Month: December 2018
You want to keep your home and your family safe, right? Did you know most building codes don’t even require locks on doors? The first step to a good home security plan is having solid doors and windows in place, and this includes locks. Not all locks are created equal, and some older ones are downright flimsy. If you think someone could kick open your door, it’s probably time to go lock shopping. Likewise, if you live in an apartment or a house where the locks haven’t been changed since you moved in, changing the locks makes a lot of sense. There’s just no way of knowing how many spare copies of your keys are out there. Let’s take a look at what you can do to make sure your doors aren’t the weakest part of your home security plan:
Install Grade 1 ANSI (American National Standards Institute) designation deadbolt type locks on exterior doors, doors between living spaces and attached garages, and garage man doors (even if the garage is separate from the house–most garages are full of tools a burglar could use to break into your home). read more

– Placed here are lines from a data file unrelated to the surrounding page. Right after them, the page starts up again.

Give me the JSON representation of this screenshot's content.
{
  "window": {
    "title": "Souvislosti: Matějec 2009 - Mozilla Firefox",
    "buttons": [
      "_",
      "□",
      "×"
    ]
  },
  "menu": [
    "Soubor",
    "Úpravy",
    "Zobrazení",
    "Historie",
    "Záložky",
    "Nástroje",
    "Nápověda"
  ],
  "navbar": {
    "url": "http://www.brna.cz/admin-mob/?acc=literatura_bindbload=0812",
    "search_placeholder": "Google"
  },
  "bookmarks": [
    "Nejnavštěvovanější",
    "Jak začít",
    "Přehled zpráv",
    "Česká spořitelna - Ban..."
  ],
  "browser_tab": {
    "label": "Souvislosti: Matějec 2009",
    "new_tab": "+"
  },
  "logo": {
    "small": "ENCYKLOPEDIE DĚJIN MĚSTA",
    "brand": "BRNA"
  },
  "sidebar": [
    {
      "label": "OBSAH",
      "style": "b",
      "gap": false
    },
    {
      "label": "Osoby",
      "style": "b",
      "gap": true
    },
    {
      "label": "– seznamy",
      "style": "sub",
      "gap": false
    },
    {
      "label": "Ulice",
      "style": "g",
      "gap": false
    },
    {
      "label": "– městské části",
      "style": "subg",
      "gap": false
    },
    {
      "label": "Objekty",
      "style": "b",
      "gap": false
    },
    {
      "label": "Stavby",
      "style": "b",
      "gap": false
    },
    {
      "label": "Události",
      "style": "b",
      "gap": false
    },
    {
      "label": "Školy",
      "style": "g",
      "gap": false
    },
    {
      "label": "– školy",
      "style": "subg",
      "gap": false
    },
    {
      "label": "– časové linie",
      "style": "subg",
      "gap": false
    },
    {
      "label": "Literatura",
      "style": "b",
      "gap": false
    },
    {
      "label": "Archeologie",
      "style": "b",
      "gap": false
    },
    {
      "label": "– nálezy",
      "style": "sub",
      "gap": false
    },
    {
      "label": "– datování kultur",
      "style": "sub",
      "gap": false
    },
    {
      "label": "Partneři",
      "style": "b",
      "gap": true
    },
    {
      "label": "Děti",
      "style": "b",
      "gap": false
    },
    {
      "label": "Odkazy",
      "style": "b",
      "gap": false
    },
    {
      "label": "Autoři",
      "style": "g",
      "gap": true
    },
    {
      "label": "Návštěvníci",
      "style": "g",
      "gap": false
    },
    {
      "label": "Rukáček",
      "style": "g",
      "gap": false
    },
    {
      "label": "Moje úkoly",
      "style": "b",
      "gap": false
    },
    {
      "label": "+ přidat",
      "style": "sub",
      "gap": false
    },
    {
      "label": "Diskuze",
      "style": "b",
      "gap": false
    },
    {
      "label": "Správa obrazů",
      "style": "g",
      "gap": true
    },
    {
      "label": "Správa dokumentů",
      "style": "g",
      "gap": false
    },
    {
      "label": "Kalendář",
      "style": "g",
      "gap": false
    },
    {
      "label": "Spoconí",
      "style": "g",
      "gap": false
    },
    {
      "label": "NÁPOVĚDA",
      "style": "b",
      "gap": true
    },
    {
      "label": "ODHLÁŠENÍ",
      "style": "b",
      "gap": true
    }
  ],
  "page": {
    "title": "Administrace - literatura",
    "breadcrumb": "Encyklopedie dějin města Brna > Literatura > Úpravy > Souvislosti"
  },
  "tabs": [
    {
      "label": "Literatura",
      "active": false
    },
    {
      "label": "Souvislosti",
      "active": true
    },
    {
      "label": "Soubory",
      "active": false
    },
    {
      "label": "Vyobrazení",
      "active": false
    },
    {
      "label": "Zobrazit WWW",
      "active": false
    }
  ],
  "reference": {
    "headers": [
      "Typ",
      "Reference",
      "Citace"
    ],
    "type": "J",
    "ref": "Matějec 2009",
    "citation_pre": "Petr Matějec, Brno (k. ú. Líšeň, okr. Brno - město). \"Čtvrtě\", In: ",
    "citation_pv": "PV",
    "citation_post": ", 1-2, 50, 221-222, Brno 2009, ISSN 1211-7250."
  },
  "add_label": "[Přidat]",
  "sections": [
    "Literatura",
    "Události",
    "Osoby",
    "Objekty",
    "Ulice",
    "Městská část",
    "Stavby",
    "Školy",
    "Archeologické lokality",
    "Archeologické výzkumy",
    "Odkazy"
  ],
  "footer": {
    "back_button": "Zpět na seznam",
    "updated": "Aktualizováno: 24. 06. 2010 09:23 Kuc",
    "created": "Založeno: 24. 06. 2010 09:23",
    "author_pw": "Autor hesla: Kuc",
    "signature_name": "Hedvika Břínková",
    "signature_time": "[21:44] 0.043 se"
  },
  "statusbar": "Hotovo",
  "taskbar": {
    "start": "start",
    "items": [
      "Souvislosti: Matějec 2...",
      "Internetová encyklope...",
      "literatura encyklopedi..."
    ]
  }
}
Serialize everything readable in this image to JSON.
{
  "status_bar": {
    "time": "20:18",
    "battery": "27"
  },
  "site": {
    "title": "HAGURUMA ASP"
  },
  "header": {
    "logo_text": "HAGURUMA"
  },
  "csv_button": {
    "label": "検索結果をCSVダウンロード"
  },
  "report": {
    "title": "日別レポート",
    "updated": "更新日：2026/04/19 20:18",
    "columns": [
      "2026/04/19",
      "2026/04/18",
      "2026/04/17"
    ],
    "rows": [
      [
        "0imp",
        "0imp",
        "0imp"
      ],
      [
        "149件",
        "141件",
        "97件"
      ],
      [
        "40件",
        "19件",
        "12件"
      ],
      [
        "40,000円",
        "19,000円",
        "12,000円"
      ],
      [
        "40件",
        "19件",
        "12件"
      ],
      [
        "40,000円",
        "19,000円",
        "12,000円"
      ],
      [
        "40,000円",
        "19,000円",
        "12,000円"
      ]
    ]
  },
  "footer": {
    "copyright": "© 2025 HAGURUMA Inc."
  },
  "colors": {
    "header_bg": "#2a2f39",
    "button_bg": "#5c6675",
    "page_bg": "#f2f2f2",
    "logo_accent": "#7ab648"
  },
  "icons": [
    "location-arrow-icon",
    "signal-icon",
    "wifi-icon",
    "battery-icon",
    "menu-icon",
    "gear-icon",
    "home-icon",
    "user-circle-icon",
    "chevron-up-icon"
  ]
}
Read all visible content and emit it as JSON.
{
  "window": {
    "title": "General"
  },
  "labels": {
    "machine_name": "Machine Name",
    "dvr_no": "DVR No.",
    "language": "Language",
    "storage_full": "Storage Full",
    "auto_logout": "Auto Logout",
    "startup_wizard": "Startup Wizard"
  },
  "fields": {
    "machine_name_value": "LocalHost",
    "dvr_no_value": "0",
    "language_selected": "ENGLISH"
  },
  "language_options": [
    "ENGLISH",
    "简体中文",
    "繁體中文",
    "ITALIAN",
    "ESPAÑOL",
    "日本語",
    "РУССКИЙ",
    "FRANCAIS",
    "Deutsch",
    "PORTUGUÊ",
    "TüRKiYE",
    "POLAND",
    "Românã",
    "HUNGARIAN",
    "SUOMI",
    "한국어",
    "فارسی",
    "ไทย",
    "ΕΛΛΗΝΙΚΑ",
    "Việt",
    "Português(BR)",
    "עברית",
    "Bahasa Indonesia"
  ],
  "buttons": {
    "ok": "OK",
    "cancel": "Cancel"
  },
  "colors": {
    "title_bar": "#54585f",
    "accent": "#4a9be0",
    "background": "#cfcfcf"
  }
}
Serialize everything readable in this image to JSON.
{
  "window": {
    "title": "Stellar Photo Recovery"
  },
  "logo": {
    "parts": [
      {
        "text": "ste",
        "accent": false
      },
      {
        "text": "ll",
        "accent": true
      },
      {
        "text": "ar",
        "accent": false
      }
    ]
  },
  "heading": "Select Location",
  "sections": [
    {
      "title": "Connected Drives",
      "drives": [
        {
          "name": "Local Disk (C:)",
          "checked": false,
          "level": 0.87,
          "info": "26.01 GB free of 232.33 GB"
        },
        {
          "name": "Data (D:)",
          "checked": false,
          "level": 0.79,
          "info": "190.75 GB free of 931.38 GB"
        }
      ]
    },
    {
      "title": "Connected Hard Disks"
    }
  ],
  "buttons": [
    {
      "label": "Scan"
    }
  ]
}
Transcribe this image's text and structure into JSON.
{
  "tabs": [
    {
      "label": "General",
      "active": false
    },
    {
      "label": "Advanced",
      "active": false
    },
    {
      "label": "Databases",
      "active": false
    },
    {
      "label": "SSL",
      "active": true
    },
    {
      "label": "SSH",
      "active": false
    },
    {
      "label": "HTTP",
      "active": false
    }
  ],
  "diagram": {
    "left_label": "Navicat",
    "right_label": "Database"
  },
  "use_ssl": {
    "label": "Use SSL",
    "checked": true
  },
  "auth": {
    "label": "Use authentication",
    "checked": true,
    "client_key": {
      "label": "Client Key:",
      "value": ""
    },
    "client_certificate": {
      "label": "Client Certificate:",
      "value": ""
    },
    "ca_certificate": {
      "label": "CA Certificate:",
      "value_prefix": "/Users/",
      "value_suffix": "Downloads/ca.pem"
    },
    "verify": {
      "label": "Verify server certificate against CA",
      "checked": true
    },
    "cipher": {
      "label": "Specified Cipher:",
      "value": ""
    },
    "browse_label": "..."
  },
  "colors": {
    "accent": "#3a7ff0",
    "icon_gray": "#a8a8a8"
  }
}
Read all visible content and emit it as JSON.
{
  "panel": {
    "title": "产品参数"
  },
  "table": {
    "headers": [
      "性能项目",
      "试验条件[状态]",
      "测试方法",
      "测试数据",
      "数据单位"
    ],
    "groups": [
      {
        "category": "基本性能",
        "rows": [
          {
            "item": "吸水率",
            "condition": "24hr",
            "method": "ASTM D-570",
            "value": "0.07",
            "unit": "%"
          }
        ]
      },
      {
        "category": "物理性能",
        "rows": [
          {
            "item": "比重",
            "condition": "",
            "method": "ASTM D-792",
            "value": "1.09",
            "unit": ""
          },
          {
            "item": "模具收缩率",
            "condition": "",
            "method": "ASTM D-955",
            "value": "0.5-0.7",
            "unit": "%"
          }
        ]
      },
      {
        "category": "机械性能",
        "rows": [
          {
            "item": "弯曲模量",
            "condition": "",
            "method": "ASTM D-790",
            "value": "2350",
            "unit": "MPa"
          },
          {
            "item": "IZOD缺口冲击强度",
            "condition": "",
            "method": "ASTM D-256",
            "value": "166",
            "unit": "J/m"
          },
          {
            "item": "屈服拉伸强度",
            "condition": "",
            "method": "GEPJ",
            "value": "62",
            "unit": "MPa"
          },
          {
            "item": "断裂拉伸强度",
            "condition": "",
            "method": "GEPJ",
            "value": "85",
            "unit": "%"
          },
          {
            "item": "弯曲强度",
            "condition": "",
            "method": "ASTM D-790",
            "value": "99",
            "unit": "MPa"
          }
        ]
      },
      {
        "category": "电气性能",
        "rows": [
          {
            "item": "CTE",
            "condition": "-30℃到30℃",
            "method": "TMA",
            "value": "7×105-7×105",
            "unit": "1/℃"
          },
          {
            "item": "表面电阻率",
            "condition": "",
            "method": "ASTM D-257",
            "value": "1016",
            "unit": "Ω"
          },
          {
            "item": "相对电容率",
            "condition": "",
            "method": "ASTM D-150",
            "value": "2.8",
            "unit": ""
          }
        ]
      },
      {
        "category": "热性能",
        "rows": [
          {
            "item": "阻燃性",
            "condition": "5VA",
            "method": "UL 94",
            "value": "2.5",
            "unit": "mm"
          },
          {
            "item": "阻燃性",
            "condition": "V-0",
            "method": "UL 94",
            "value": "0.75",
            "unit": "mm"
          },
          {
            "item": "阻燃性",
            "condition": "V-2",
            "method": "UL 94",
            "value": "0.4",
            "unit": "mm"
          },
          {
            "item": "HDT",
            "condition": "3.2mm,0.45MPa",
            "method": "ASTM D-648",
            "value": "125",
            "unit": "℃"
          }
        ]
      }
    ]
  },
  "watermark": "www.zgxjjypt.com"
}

Burglars know they are more work. If they can’t easily kick in a door, pick a lock, or drill out a door lock, they’re likely to move onto an easier target. Just having solid deadbolt locks tells a burglar you care about home security, and you may very well have a full-fledged home security system in place. That’s something they generally don’t want to mess with. For other locks on your doors, stick with solid Grade 1 ANSI designated locks. Make sure to practice key control (i.e. don’t lend copies of your key out to everyone and their relatives), since many keys can simply be copied by local hardware stores. In-home help, in particular, can be troublesome, especially if they’re fired and left disgruntled, or they have acquaintances who burglarize homes (this is more common than you might think). Also be wary because mechanics can copy your house keys while your car is being worked on (this can be avoided by simply not giving them the house key along with the car key when you have work done). To further protect yourself, consider going with a manufacturer that puts out keys that can’t be copied by anyone except locksmiths or by the manufacturers themselves (these people keep records and won’t let just anybody copy your key). Yes, this kind of key control can be a bit of an inconvenience, but it goes a long ways toward making your home more secure.
Some other door lock features to look far are:
-High Security Strike Plates (while all door locks come with strike plates, not all of them do much; a high-security version has screw holes that are staggered so they don’t penetrate the same grain of wood, which makes it difficult for a burglar to split the wood door frame or wall framing with a kick or other impact).
-Saw-resistant Bolts for DeadLocks
-Captured Key or Double Cylinder Deadbolt Locks (these have keyholes on both sides, so a burglar can’t break open a window pane next to the door, reach in, and disengage the lock from the inside–consider this type of lock a must if you have glass near your door).
If you want to install a new glass shower door, there are two styles from which you can pick, framed and frameless shower doors. Depending on your bathroom and aesthetic preferences you may opt for either version. However, frameless doors are a great investment as they will surely add a modern touch to your bathroom.Frameless shower doors are thick panes of glass attached to the wall of your shower to shield the rest of your bathroom from the water spray. These doors have no metal frame around their edge, it is just clean and beveled. The glass is very heavy duty, ranging in thickness between 3/8 and 1/2 inches. Hinges or a track is used to keep the frameless door in place. The glass can be transparent, clouded, or etched to create patterns of distortion.
The first benefit of frameless shower door is their visual appeal. Minimalism is the in thing and these doors are the apt ones as they have clean lines as opposed to superfluous decoration. There is no other stylish option for your shower than frameless doors. As clear glass goes with any bathroom tiles and flooring, you don’t have to worry about picking from a limited number of framing colors in hopes of matching your tiles and flooring.Sacramento tips for picking a replacement shower door offers excellent info on this.
While frameless shower doors are a little more expensive than framed ones initially, in the long run they are more cost effective. For one, they increase the overall value of your home. They also last four times longer than a framed door and rarely, if ever, need maintenance. There are more parts to framed door, and therefore more points at which it can fail.Frameless shower doors are easy to clean and maintain. The easiest way to keep them looking continuously new is to quickly clean them after every shower. Spray the doors with after shower cleanser or a mild solution of water and lemon juice. Then squeeze the condensation and cleanser down the door. This should give you a streak-free finish and prevent hard water and soap deposits from building up. If you are worried about your glass shower doors becoming dirty, you can treat them with TPC surface protector, which fill the small pores that naturally occur in glass. Now, there is less area on which scum can build up.
Easy maintenance of frameless glass doors also comes from the fact there are few metallic parts. In the warm and moist environment of a shower, metal can become corrosive. Because there is so little metal on a frameless door it can be treated with zinc, a metal that prevents corrosion. This option is quite expensive in framed doors. Frameless doors are definitely the one to go in for your bathroom as they are elegant, long-lasting and easy to maintain.